Web gambling in big business
Web gambling in big business

Britain is missing out on £250m a year in tax from online gambling profits made by high-street bookmakers and casinos.

That is according to a probe which reveals that the proceeds from lucrative and heavily advertised 'remote gambling' operations are disappearing into off-shore accounts in Gibraltar, Jersey and the Isle of Man.

Participants in avoidance schemes include established high street names such as William Hill and Ladbrokes, as well as web-based operators like Betfair and 888.

The total amount of money shielded by the gambling firms reportedly exceeds the amount avoided by Starbucks and Amazon, which have been heavily criticised for legitimately reducing their tax burden by using schemes.

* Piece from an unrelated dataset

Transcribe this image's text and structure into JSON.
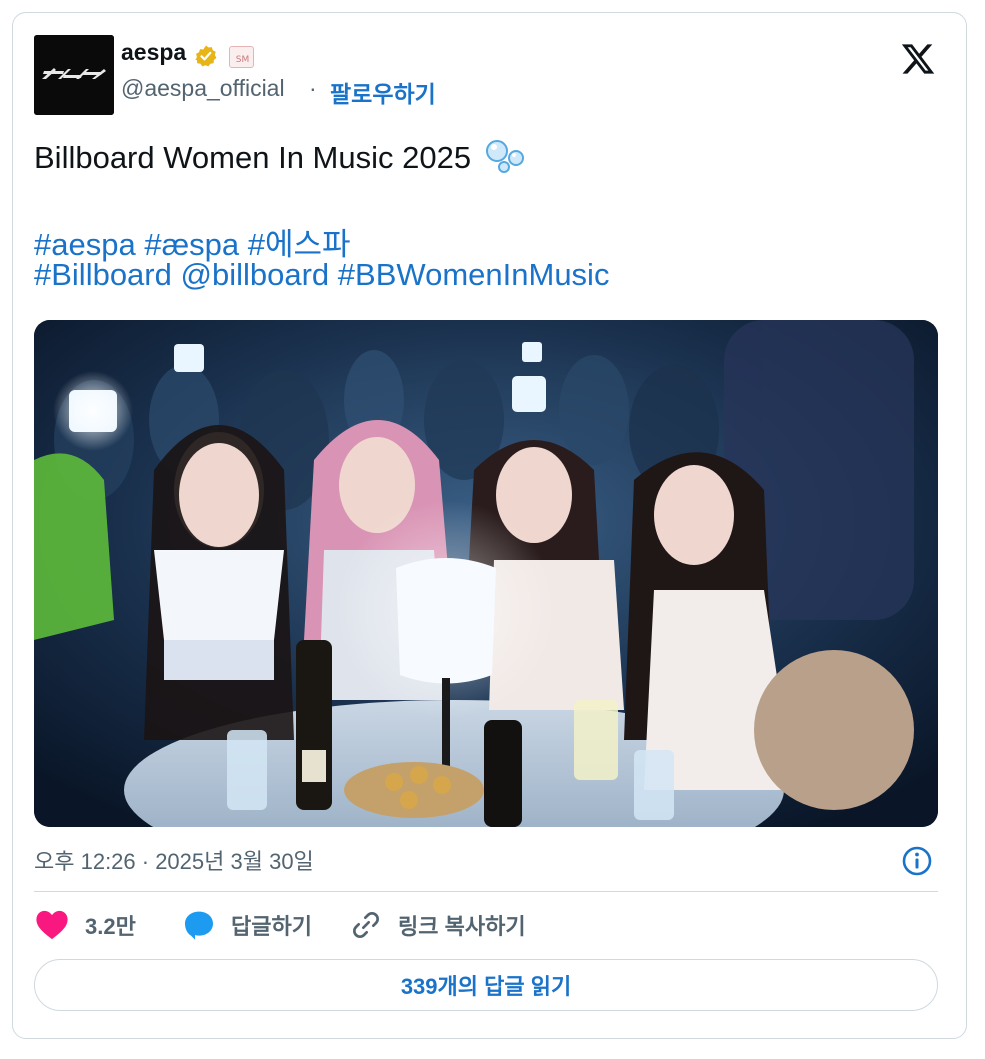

The Independent, which probed the activity, estimated that the public purse had missed out to the tune of £1bn since 2009.

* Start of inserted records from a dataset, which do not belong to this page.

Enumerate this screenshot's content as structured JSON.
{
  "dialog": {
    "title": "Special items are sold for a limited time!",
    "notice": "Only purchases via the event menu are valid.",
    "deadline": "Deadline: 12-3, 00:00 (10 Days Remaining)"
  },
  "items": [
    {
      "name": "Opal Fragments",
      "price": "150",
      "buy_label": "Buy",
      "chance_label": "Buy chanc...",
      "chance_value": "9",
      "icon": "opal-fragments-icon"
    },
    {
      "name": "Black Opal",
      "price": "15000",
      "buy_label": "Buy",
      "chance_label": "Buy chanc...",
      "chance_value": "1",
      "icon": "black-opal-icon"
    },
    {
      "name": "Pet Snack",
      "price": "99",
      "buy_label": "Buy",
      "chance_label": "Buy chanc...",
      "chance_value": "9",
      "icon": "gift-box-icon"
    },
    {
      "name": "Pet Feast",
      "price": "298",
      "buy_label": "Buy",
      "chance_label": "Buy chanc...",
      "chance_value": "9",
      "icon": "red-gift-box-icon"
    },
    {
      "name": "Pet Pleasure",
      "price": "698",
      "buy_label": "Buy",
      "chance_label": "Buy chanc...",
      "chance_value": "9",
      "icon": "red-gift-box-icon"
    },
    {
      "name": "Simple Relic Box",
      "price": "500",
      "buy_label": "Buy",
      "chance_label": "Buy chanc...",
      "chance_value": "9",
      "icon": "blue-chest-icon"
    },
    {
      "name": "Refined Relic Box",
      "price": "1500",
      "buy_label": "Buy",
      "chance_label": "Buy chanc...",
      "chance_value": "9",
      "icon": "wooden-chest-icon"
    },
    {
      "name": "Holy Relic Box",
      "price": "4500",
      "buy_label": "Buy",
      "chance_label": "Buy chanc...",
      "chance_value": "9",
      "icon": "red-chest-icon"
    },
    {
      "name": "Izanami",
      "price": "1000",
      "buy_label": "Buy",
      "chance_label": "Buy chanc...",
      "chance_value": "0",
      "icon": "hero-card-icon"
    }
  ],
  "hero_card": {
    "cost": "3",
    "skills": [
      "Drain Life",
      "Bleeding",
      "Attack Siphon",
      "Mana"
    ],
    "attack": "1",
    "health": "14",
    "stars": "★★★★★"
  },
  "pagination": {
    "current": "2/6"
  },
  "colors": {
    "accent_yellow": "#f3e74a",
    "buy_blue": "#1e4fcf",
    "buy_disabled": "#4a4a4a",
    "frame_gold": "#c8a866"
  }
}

Offshore loophole

A loophole in betting duty rules is blamed for the situation. At present, gambling firms are taxed according to where they collect a bet, rather than where the gambler places it. So a bet placed by a punter on a computer in Britain is taxed not in the UK, but where the money is sent - the tax haven in which the bookmaker is registered as a company.

The government is set to close the 'offshoring' loophole, but not until 2015.

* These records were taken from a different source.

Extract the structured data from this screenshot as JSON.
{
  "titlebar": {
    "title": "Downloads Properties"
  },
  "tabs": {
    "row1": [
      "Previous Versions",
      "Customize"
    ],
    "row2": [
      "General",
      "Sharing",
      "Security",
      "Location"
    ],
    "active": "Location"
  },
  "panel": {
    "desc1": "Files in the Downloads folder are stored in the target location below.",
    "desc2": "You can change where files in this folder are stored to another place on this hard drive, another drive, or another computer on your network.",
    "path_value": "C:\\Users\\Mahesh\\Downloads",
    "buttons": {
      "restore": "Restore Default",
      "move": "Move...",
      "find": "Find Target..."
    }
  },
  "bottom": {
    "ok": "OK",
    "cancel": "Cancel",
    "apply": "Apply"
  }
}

Explaining its decision to relocate to Gibraltar, Ladbrokes said it fled UK tax laws "reluctantly," and claimed to have paid £155 million in taxes in the UK in 2011. William Hill said that fierce competition from abroad necessitated its relocation to Gibraltar.

A Ladbrokes spokesman said: "In November 2009 Ladbrokes publicly announced it was reluctantly relocating its online operations to Gibraltar, stating that competing from the UK against offshore competitors with significant tax advantages had become untenable. 

"The choice for our digital business was to remain in the UK and watch our customers continue to relocate to competitors or relocate to survive and compete."

William Hill denied it was involved in an avoidance scheme. A spokesman said: "In 2009 our online sports betting business was moved to be co-located with our online casino business in Gibraltar to enable William Hill to compete on level terms with international rivals, in an environment where margins are significantly less than in an equivalent retail business."